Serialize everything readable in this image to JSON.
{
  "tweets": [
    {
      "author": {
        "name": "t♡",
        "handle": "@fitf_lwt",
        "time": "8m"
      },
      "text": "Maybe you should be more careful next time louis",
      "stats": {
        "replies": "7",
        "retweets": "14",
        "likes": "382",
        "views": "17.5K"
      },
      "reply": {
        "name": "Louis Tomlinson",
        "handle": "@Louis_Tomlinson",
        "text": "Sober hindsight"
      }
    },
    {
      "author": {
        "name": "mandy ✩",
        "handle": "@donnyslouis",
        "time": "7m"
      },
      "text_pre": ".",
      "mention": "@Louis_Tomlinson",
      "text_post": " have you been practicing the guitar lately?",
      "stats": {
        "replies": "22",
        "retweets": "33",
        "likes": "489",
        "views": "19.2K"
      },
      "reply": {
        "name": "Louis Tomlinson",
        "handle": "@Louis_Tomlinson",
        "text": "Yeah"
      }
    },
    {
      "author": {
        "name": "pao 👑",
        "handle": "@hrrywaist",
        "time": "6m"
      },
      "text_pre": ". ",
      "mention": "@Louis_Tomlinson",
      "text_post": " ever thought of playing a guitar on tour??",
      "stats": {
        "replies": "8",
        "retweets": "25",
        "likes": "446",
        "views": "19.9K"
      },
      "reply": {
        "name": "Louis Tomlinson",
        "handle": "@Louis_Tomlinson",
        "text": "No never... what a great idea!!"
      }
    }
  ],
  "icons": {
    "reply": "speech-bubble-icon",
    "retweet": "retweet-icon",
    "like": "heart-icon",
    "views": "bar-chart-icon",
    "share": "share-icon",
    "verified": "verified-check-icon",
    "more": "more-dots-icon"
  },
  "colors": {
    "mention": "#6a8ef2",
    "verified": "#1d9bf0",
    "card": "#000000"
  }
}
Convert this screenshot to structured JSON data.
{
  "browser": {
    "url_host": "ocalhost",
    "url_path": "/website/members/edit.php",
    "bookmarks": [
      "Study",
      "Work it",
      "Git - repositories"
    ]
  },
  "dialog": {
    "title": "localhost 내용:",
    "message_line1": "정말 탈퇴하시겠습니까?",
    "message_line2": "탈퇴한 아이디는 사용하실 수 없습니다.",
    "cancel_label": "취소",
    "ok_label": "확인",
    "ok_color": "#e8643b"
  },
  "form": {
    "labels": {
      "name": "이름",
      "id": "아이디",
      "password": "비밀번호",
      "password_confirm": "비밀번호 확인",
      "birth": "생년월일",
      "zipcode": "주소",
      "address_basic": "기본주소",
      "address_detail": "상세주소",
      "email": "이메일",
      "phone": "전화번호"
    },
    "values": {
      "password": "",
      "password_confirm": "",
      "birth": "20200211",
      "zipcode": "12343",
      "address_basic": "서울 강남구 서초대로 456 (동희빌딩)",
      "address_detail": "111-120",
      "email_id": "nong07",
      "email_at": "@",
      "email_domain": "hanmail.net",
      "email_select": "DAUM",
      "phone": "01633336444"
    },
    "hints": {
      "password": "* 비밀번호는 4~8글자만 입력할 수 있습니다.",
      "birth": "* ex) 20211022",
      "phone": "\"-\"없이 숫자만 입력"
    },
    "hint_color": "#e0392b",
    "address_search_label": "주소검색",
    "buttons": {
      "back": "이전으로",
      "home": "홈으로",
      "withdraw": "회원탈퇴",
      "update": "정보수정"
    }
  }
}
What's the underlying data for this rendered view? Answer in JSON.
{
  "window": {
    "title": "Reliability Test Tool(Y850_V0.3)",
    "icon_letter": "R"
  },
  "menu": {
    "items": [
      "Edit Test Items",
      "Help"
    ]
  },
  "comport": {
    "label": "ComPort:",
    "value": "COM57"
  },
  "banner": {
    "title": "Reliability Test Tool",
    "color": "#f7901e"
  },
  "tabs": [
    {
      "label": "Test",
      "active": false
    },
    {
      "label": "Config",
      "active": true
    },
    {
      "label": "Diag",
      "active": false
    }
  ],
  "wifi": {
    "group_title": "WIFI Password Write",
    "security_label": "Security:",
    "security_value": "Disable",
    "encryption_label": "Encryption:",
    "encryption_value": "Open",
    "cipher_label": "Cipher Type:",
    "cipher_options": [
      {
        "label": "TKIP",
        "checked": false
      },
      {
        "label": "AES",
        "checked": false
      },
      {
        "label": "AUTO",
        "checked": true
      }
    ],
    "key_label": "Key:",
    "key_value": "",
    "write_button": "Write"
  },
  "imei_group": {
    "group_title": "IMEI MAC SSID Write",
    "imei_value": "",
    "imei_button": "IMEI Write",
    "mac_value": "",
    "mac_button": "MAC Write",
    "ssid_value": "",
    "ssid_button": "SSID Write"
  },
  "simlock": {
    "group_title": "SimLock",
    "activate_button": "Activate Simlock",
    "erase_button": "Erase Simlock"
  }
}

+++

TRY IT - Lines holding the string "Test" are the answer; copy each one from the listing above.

RESPONSE -
    "title": "Reliability Test Tool(Y850_V0.3)",
      "Edit Test Items",
    "title": "Reliability Test Tool",
      "label": "Test",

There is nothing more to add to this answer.